B3783 - An exploration into the links between educational attainment intelligence and wellbeing - 24/05/2021

B number: 
Principal applicant name: 
Claire Haworth | School of Psychological Science, University of Bristol.
Jessica Armitage , Oliver Davis
Title of project: 
An exploration into the links between educational attainment, intelligence, and wellbeing.
Proposal summary: 

In a recent Mendelian Randomisation (MR) study we found a casual link to suggest an independent positive impact of staying in school on wellbeing, but a negative impact of intelligence on wellbeing. In the current project, we aim to explore further the extent to which either of these effects are moderated by the other. To do this, we will use available data from genome-wide association studies (GWAS) on educational attainment and intelligence to construct polygenic scores. These scores will be used in an interactive model to predict wellbeing in ALSPAC participants. This will allow us to investigate whether the positive effects of educational attainment are driven by those with higher intelligence, and whether negative effects of intelligence are moderated by spending more time in school. We also aim to understand more about the factors driving the main effects of educational attainment and intelligence on wellbeing. We will therefore investigate the potential role of socioeconomic status (SES), personality, and peer relations. Previous findings have shown that children more likely to complete more years of schooling tend to grow up in families with more socioeconomic resources (Krapohl & Plomin, 2016), have certain personality traits (Heckman, Stixrud & Urzua, 2006), and more extensive social networks (Chen, 2012). Thus, we aim to explore the extent to which these factors mediate or moderate associations between educational attainment and wellbeing, and between intelligence and wellbeing.

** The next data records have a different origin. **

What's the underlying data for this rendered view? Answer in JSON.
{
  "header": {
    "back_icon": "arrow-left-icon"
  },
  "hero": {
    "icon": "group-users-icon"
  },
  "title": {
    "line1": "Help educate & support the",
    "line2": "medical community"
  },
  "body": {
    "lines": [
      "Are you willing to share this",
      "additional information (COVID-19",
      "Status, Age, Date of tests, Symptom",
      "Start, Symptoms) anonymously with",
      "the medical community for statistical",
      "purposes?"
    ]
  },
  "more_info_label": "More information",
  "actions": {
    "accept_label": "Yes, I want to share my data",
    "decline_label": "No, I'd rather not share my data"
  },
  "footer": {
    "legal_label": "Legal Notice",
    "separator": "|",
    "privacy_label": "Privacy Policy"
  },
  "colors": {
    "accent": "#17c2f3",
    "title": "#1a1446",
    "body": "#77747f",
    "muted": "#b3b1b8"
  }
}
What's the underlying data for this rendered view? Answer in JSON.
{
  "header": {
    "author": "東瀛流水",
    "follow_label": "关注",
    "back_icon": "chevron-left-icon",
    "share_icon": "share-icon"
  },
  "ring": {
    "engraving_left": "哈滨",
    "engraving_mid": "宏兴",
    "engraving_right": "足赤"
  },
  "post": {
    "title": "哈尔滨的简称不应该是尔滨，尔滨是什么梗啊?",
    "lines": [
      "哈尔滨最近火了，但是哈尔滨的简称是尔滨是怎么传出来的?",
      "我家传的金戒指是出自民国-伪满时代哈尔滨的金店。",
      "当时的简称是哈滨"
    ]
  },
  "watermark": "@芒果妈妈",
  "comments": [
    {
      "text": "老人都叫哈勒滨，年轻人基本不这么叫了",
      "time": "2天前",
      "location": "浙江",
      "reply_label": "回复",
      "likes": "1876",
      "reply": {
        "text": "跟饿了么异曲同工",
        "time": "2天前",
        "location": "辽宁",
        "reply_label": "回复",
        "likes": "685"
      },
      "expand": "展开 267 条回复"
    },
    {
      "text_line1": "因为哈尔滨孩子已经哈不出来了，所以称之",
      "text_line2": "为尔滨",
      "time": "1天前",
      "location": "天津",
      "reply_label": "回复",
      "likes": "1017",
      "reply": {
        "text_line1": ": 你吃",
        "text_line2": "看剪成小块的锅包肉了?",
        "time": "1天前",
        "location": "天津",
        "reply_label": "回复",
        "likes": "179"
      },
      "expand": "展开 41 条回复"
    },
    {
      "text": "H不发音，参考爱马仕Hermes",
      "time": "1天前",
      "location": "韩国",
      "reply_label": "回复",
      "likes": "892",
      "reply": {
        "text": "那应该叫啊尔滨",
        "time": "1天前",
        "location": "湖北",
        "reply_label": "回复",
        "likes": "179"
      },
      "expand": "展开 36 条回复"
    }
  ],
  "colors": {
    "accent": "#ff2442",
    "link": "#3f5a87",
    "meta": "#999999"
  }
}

Impact of research: 
The current study will advance our understanding of the benefits of staying in school and why this may matter for wellbeing. The importance of education has been heavily emphasised in policy and government, yet little is known about its role in predicting positive aspects of mental health, and the role of factors driving positive effects. Understanding the relative contribution of education and intelligence on wellbeing is of clear importance for devising policy interventions focused on improving wellbeing. If the association between education and wellbeing is largely accounted for by intelligence, SES, or personality, interventions may benefit less from focusing on raising the school leaving age, and more on narrowing the gap to ensure those at risk of completing fewer years in school are supported.
Date proposal received: 
Tuesday, 18 May, 2021
Date proposal approved: 
Monday, 24 May, 2021
Epidemiology, Polygenic risk scores, Genetic epidemiology